* **What you need to do**:
All lines holding the word "Desktop" should be located in the records and copied.

START Input for this task

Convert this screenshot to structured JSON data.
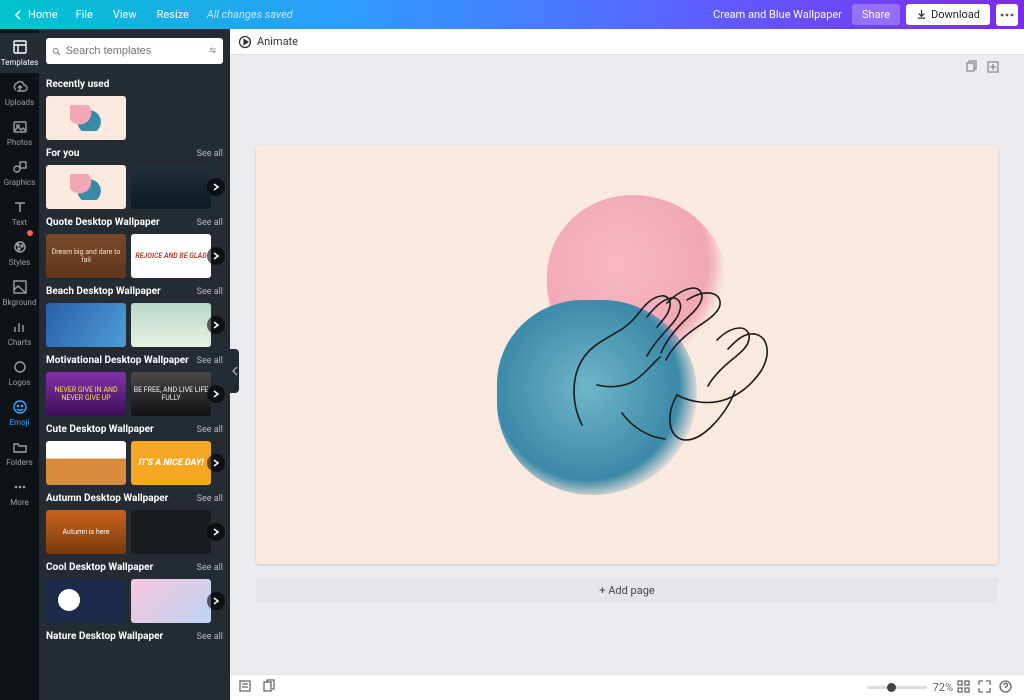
{
  "topbar": {
    "home": "Home",
    "menus": [
      "File",
      "View",
      "Resize"
    ],
    "saved": "All changes saved",
    "doc_name": "Cream and Blue Wallpaper",
    "share": "Share",
    "download": "Download"
  },
  "nav": [
    {
      "id": "templates",
      "label": "Templates"
    },
    {
      "id": "uploads",
      "label": "Uploads"
    },
    {
      "id": "photos",
      "label": "Photos"
    },
    {
      "id": "graphics",
      "label": "Graphics"
    },
    {
      "id": "text",
      "label": "Text"
    },
    {
      "id": "styles",
      "label": "Styles"
    },
    {
      "id": "bkground",
      "label": "Bkground"
    },
    {
      "id": "charts",
      "label": "Charts"
    },
    {
      "id": "logos",
      "label": "Logos"
    },
    {
      "id": "emoji",
      "label": "Emoji"
    },
    {
      "id": "folders",
      "label": "Folders"
    },
    {
      "id": "more",
      "label": "More"
    }
  ],
  "search": {
    "placeholder": "Search templates"
  },
  "panel": {
    "see_all": "See all",
    "recent_title": "Recently used",
    "sections": [
      {
        "title": "For you"
      },
      {
        "title": "Quote Desktop Wallpaper"
      },
      {
        "title": "Beach Desktop Wallpaper"
      },
      {
        "title": "Motivational Desktop Wallpaper"
      },
      {
        "title": "Cute Desktop Wallpaper"
      },
      {
        "title": "Autumn Desktop Wallpaper"
      },
      {
        "title": "Cool Desktop Wallpaper"
      },
      {
        "title": "Nature Desktop Wallpaper"
      }
    ],
    "thumbs": {
      "quote_1": "Dream big and dare to fail",
      "quote_2": "REJOICE AND BE GLAD",
      "motiv_1": "NEVER GIVE IN AND NEVER GIVE UP",
      "motiv_2": "BE FREE, AND LIVE LIFE FULLY",
      "cute_2": "IT'S A NICE DAY!",
      "autumn_1": "Autumn is here"
    }
  },
  "toolbar": {
    "animate": "Animate"
  },
  "canvas": {
    "add_page": "+ Add page"
  },
  "status": {
    "zoom": "72%"
  }
}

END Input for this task

* **Answer section**:
        "title": "Quote Desktop Wallpaper"
        "title": "Beach Desktop Wallpaper"
        "title": "Motivational Desktop Wallpaper"
        "title": "Cute Desktop Wallpaper"
        "title": "Autumn Desktop Wallpaper"
        "title": "Cool Desktop Wallpaper"
        "title": "Nature Desktop Wallpaper"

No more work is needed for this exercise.